  5. What a wonderful idea for the wedding tables! I agree that Jane Austin is a must.

  6. A more modern list could include "Lucy Sullivan's Getting Married".

    There is also the Australian novel simply titled "Eucalyptus" by Murray Bail, as well as the 'so awful it's good' "Dimboola", originally a play I think.

  7. Nancy Mitford Love in a Cold Climate A book I thought appropriate to take on my honeymoon 46 years ago in Kenya. Not that we were in a cold climate - I just thought it was a suitable book for a honeymoon.

  8. On Blogger, one should be able to select whatever text one has, then, at the top of that composing page, select what size font you want from the Tt icon. I hope this helps.

    Please don't give up on the Mac; they really are fine machines.

  9. Fiona2:53 PM

    Elizabeth Gaskell, "North and South" (title of the first chapter is Haste to the Wedding)
    Vikram Seth, "A Suitable Boy"

  10. your post about Mac for seniors made me laugh out loud. I continually find the virtual world confounding.
    And I have learned about Jack Russells from one of the comments....very funny about the papers.
    My book suggestions are: "The Bride of Lammermoor" by Sir Walter Scott; "A Member of the Wedding" by Carson McCullers and "The Wedding" by Nicholas Sparks. I have read none of these, but am tempted to get the Bride of Lammermoor on my Kindle. There is a free edition.
    I love seeing all the suggestions.

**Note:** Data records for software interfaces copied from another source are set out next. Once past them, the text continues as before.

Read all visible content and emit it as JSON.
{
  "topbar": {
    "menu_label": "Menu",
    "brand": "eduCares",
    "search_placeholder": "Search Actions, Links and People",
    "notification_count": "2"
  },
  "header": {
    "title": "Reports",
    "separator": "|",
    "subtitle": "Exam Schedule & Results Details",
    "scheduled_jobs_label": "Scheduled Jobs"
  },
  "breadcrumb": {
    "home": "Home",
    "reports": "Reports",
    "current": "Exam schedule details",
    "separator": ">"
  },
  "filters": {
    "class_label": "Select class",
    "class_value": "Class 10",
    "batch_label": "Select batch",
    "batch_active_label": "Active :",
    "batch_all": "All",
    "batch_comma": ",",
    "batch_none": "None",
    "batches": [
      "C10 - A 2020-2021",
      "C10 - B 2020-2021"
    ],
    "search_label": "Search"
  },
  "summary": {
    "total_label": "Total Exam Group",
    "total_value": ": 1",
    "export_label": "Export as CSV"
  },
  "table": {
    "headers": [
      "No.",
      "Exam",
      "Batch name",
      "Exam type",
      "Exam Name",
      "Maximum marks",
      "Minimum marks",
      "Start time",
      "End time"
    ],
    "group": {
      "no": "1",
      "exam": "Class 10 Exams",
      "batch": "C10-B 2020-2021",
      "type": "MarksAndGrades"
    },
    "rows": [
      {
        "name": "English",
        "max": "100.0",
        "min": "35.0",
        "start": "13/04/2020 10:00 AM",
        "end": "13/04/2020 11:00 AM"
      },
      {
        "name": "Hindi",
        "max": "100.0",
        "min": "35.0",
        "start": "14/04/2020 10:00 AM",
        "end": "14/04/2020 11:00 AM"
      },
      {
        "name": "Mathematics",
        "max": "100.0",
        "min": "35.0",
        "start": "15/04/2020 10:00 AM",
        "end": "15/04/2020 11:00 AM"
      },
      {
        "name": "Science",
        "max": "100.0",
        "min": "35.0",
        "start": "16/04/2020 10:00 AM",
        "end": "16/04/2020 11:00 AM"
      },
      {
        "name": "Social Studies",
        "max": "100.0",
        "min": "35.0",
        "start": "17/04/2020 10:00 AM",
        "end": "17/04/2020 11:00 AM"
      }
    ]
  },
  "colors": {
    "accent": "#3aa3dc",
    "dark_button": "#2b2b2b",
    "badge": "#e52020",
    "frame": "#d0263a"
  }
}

  11. The HTML I use in my email signature is: LEFT BRACKETfont size="4"RIGHT BRACKET (The preview says "Your HTML cannot by accepted: Tag is not allowed: FONT"! I hope this works . . . .)

    I'm sure you can fiddle with the number until you find one that works for you. Good luck!

  12. Anonymous5:22 PM

    Love these literary games. Others have suggested "A Suitable Boy" (excellent read) and "A Member of the Wedding". Glad to see our Alice Munro's "The Love of a Good Woman" - another of her collections is "Hateship, Friendship, Courtship, Loveship, Marriage" - title story, and the last story there, "The Bear Came Over the Mountain" is very much a story about a marriage, on which the movie "Away from Her" was based. From two other Canadian authors, there's L. M. Montgomery's "Anne's House of Dreams", with wedding and honeymoon near the beginning, and Margaret Atwood's "The Robber Bride", based, so they say, on a real-life nasty British-born Canadian journalist. E. M. Forster's "A Room with a View" ends with the honeymoon couple in their room on the Arno in Florence.
    - Beth in Ontario

  13. "Committed" by Elizabeth Gilbert

  14. Anonymous9:20 PM

    Cheerful Weather for the Wedding, by Julia Strachey should be suitable. Googling it just now, I find it has been made into a movie.....must look that up now, too!

    Barbara M. In NH

  15. Pygmalion/My Fair Lady
    Katie Fforde is a "lighter romance" writer who has written such titles as Wedding Season, A perfect proposal, Love letters, Summer of Love, A vintage wedding etc. (Haven't actually read them but people say they are "nice".)

  16. 'The Little White Horse', Elizabeth Goudge (magic and love)

  17. Melinda Jackson10:05 AM

    "The Marrying of Chani Kaufmann" by Eve Harris.

  18. Anonymous6:16 PM

    A couple of British authors to add:
    Home for the Wedding by Elizabeth Cadell
    Miss Buncle Married by D. E. Stevenson